(Items from an interface collection)
· · · · · · ·
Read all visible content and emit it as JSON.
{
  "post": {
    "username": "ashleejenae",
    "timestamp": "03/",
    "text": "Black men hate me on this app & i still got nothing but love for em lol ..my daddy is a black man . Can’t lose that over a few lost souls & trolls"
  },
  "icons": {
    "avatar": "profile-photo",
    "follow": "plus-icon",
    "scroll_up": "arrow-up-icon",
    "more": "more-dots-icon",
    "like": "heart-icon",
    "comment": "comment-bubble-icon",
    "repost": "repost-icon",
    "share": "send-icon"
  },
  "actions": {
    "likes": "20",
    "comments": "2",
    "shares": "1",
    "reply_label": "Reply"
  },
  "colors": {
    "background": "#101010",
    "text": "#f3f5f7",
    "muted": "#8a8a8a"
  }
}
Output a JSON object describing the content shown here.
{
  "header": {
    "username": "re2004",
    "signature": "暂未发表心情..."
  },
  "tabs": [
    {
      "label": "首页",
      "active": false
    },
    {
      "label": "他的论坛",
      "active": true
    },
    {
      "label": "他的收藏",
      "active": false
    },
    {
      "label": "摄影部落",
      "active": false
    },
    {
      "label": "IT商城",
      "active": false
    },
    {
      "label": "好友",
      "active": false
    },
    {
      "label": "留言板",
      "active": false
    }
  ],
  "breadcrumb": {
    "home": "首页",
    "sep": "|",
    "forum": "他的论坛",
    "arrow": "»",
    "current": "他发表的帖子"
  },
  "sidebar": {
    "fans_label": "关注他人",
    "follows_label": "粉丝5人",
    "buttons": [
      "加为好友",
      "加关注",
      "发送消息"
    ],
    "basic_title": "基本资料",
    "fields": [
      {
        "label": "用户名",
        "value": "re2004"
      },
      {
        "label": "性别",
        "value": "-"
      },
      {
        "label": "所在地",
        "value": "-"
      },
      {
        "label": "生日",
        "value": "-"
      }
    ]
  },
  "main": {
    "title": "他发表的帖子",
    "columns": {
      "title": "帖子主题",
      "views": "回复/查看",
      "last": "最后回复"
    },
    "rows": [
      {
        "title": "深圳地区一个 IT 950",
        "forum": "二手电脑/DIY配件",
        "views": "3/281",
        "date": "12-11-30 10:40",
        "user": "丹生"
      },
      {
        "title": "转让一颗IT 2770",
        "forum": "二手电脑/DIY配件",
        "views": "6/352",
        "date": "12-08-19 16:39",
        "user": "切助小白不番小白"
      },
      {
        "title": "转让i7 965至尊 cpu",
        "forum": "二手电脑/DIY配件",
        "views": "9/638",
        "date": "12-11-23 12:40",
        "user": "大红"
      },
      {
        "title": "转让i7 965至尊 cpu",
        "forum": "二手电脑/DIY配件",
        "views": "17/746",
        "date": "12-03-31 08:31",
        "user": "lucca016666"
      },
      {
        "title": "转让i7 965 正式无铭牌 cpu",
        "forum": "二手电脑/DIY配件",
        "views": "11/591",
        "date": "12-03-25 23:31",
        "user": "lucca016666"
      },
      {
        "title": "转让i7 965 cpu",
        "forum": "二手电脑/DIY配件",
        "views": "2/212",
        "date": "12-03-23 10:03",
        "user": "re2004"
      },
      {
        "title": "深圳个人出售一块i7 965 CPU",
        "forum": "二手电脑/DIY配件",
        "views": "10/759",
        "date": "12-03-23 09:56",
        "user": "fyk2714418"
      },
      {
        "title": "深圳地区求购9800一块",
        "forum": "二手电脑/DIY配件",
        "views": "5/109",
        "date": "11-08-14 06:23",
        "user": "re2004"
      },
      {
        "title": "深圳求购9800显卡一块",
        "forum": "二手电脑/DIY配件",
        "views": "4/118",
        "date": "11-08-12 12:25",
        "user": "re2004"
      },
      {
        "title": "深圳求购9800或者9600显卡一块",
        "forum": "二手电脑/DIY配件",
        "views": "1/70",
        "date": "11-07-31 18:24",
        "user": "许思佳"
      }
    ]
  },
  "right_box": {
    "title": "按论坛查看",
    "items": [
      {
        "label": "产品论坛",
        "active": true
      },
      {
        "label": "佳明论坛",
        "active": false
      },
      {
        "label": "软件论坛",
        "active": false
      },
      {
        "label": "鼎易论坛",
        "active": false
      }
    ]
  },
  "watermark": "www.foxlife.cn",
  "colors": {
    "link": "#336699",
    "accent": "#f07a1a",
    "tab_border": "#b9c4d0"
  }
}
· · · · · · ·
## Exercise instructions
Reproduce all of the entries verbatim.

## Response area
Read all visible content and emit it as JSON.
{
  "post": {
    "username": "ashleejenae",
    "timestamp": "03/",
    "text": "Black men hate me on this app & i still got nothing but love for em lol ..my daddy is a black man . Can’t lose that over a few lost souls & trolls"
  },
  "icons": {
    "avatar": "profile-photo",
    "follow": "plus-icon",
    "scroll_up": "arrow-up-icon",
    "more": "more-dots-icon",
    "like": "heart-icon",
    "comment": "comment-bubble-icon",
    "repost": "repost-icon",
    "share": "send-icon"
  },
  "actions": {
    "likes": "20",
    "comments": "2",
    "shares": "1",
    "reply_label": "Reply"
  },
  "colors": {
    "background": "#101010",
    "text": "#f3f5f7",
    "muted": "#8a8a8a"
  }
}
Output a JSON object describing the content shown here.
{
  "header": {
    "username": "re2004",
    "signature": "暂未发表心情..."
  },
  "tabs": [
    {
      "label": "首页",
      "active": false
    },
    {
      "label": "他的论坛",
      "active": true
    },
    {
      "label": "他的收藏",
      "active": false
    },
    {
      "label": "摄影部落",
      "active": false
    },
    {
      "label": "IT商城",
      "active": false
    },
    {
      "label": "好友",
      "active": false
    },
    {
      "label": "留言板",
      "active": false
    }
  ],
  "breadcrumb": {
    "home": "首页",
    "sep": "|",
    "forum": "他的论坛",
    "arrow": "»",
    "current": "他发表的帖子"
  },
  "sidebar": {
    "fans_label": "关注他人",
    "follows_label": "粉丝5人",
    "buttons": [
      "加为好友",
      "加关注",
      "发送消息"
    ],
    "basic_title": "基本资料",
    "fields": [
      {
        "label": "用户名",
        "value": "re2004"
      },
      {
        "label": "性别",
        "value": "-"
      },
      {
        "label": "所在地",
        "value": "-"
      },
      {
        "label": "生日",
        "value": "-"
      }
    ]
  },
  "main": {
    "title": "他发表的帖子",
    "columns": {
      "title": "帖子主题",
      "views": "回复/查看",
      "last": "最后回复"
    },
    "rows": [
      {
        "title": "深圳地区一个 IT 950",
        "forum": "二手电脑/DIY配件",
        "views": "3/281",
        "date": "12-11-30 10:40",
        "user": "丹生"
      },
      {
        "title": "转让一颗IT 2770",
        "forum": "二手电脑/DIY配件",
        "views": "6/352",
        "date": "12-08-19 16:39",
        "user": "切助小白不番小白"
      },
      {
        "title": "转让i7 965至尊 cpu",
        "forum": "二手电脑/DIY配件",
        "views": "9/638",
        "date": "12-11-23 12:40",
        "user": "大红"
      },
      {
        "title": "转让i7 965至尊 cpu",
        "forum": "二手电脑/DIY配件",
        "views": "17/746",
        "date": "12-03-31 08:31",
        "user": "lucca016666"
      },
      {
        "title": "转让i7 965 正式无铭牌 cpu",
        "forum": "二手电脑/DIY配件",
        "views": "11/591",
        "date": "12-03-25 23:31",
        "user": "lucca016666"
      },
      {
        "title": "转让i7 965 cpu",
        "forum": "二手电脑/DIY配件",
        "views": "2/212",
        "date": "12-03-23 10:03",
        "user": "re2004"
      },
      {
        "title": "深圳个人出售一块i7 965 CPU",
        "forum": "二手电脑/DIY配件",
        "views": "10/759",
        "date": "12-03-23 09:56",
        "user": "fyk2714418"
      },
      {
        "title": "深圳地区求购9800一块",
        "forum": "二手电脑/DIY配件",
        "views": "5/109",
        "date": "11-08-14 06:23",
        "user": "re2004"
      },
      {
        "title": "深圳求购9800显卡一块",
        "forum": "二手电脑/DIY配件",
        "views": "4/118",
        "date": "11-08-12 12:25",
        "user": "re2004"
      },
      {
        "title": "深圳求购9800或者9600显卡一块",
        "forum": "二手电脑/DIY配件",
        "views": "1/70",
        "date": "11-07-31 18:24",
        "user": "许思佳"
      }
    ]
  },
  "right_box": {
    "title": "按论坛查看",
    "items": [
      {
        "label": "产品论坛",
        "active": true
      },
      {
        "label": "佳明论坛",
        "active": false
      },
      {
        "label": "软件论坛",
        "active": false
      },
      {
        "label": "鼎易论坛",
        "active": false
      }
    ]
  },
  "watermark": "www.foxlife.cn",
  "colors": {
    "link": "#336699",
    "accent": "#f07a1a",
    "tab_border": "#b9c4d0"
  }
}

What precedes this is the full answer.